Work required:
Nothing but the data itself, reproduced exactly, is the expected answer.

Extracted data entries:
BEGIN
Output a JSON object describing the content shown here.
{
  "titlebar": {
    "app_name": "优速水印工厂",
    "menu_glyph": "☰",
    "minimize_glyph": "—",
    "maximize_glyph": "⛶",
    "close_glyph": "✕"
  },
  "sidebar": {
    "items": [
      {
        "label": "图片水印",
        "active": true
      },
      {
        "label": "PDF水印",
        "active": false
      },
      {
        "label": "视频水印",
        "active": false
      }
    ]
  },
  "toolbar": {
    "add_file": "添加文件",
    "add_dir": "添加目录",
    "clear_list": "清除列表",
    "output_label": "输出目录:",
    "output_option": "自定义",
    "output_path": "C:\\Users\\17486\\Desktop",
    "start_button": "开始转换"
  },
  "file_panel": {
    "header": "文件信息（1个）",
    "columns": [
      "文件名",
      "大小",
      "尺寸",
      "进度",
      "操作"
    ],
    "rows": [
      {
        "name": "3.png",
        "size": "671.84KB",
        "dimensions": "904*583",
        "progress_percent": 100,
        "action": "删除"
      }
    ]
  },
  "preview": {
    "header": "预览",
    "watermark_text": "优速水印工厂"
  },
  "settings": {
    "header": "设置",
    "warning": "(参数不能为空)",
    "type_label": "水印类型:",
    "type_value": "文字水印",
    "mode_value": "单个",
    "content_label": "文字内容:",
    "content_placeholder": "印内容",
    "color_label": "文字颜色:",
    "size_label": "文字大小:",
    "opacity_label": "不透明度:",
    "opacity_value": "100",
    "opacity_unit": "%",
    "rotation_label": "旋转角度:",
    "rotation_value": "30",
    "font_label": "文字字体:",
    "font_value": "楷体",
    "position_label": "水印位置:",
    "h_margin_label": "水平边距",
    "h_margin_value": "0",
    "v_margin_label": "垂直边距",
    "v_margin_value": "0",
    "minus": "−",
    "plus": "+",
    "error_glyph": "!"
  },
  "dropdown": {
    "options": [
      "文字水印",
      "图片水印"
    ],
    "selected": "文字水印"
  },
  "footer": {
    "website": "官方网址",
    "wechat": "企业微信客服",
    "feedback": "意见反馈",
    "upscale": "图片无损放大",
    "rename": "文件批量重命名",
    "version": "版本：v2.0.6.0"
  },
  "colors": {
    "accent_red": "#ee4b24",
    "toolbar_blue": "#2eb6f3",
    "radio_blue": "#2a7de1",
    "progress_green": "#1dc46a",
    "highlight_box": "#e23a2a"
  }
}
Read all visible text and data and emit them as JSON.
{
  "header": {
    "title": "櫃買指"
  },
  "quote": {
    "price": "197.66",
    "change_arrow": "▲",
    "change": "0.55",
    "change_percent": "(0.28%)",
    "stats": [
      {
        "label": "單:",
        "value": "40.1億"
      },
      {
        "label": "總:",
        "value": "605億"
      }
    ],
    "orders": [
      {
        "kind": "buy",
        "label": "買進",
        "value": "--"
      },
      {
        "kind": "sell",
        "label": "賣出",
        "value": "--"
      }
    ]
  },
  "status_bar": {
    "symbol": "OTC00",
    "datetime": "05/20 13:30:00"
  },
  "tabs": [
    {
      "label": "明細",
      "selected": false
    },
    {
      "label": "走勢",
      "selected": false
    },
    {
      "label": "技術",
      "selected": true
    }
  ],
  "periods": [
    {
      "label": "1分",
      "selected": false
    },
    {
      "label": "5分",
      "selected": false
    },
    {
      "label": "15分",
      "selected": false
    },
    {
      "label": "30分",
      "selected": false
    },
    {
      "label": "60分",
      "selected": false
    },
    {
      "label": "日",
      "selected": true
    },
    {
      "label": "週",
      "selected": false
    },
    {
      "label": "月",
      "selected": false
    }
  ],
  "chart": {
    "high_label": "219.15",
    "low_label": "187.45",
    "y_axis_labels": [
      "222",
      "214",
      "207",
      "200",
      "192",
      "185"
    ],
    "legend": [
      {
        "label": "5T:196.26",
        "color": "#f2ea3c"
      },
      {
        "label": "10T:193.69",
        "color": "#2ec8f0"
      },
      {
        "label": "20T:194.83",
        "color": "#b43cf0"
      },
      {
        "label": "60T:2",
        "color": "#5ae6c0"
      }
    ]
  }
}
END
Task result:
Output a JSON object describing the content shown here.
{
  "titlebar": {
    "app_name": "优速水印工厂",
    "menu_glyph": "☰",
    "minimize_glyph": "—",
    "maximize_glyph": "⛶",
    "close_glyph": "✕"
  },
  "sidebar": {
    "items": [
      {
        "label": "图片水印",
        "active": true
      },
      {
        "label": "PDF水印",
        "active": false
      },
      {
        "label": "视频水印",
        "active": false
      }
    ]
  },
  "toolbar": {
    "add_file": "添加文件",
    "add_dir": "添加目录",
    "clear_list": "清除列表",
    "output_label": "输出目录:",
    "output_option": "自定义",
    "output_path": "C:\\Users\\17486\\Desktop",
    "start_button": "开始转换"
  },
  "file_panel": {
    "header": "文件信息（1个）",
    "columns": [
      "文件名",
      "大小",
      "尺寸",
      "进度",
      "操作"
    ],
    "rows": [
      {
        "name": "3.png",
        "size": "671.84KB",
        "dimensions": "904*583",
        "progress_percent": 100,
        "action": "删除"
      }
    ]
  },
  "preview": {
    "header": "预览",
    "watermark_text": "优速水印工厂"
  },
  "settings": {
    "header": "设置",
    "warning": "(参数不能为空)",
    "type_label": "水印类型:",
    "type_value": "文字水印",
    "mode_value": "单个",
    "content_label": "文字内容:",
    "content_placeholder": "印内容",
    "color_label": "文字颜色:",
    "size_label": "文字大小:",
    "opacity_label": "不透明度:",
    "opacity_value": "100",
    "opacity_unit": "%",
    "rotation_label": "旋转角度:",
    "rotation_value": "30",
    "font_label": "文字字体:",
    "font_value": "楷体",
    "position_label": "水印位置:",
    "h_margin_label": "水平边距",
    "h_margin_value": "0",
    "v_margin_label": "垂直边距",
    "v_margin_value": "0",
    "minus": "−",
    "plus": "+",
    "error_glyph": "!"
  },
  "dropdown": {
    "options": [
      "文字水印",
      "图片水印"
    ],
    "selected": "文字水印"
  },
  "footer": {
    "website": "官方网址",
    "wechat": "企业微信客服",
    "feedback": "意见反馈",
    "upscale": "图片无损放大",
    "rename": "文件批量重命名",
    "version": "版本：v2.0.6.0"
  },
  "colors": {
    "accent_red": "#ee4b24",
    "toolbar_blue": "#2eb6f3",
    "radio_blue": "#2a7de1",
    "progress_green": "#1dc46a",
    "highlight_box": "#e23a2a"
  }
}
Read all visible text and data and emit them as JSON.
{
  "header": {
    "title": "櫃買指"
  },
  "quote": {
    "price": "197.66",
    "change_arrow": "▲",
    "change": "0.55",
    "change_percent": "(0.28%)",
    "stats": [
      {
        "label": "單:",
        "value": "40.1億"
      },
      {
        "label": "總:",
        "value": "605億"
      }
    ],
    "orders": [
      {
        "kind": "buy",
        "label": "買進",
        "value": "--"
      },
      {
        "kind": "sell",
        "label": "賣出",
        "value": "--"
      }
    ]
  },
  "status_bar": {
    "symbol": "OTC00",
    "datetime": "05/20 13:30:00"
  },
  "tabs": [
    {
      "label": "明細",
      "selected": false
    },
    {
      "label": "走勢",
      "selected": false
    },
    {
      "label": "技術",
      "selected": true
    }
  ],
  "periods": [
    {
      "label": "1分",
      "selected": false
    },
    {
      "label": "5分",
      "selected": false
    },
    {
      "label": "15分",
      "selected": false
    },
    {
      "label": "30分",
      "selected": false
    },
    {
      "label": "60分",
      "selected": false
    },
    {
      "label": "日",
      "selected": true
    },
    {
      "label": "週",
      "selected": false
    },
    {
      "label": "月",
      "selected": false
    }
  ],
  "chart": {
    "high_label": "219.15",
    "low_label": "187.45",
    "y_axis_labels": [
      "222",
      "214",
      "207",
      "200",
      "192",
      "185"
    ],
    "legend": [
      {
        "label": "5T:196.26",
        "color": "#f2ea3c"
      },
      {
        "label": "10T:193.69",
        "color": "#2ec8f0"
      },
      {
        "label": "20T:194.83",
        "color": "#b43cf0"
      },
      {
        "label": "60T:2",
        "color": "#5ae6c0"
      }
    ]
  }
}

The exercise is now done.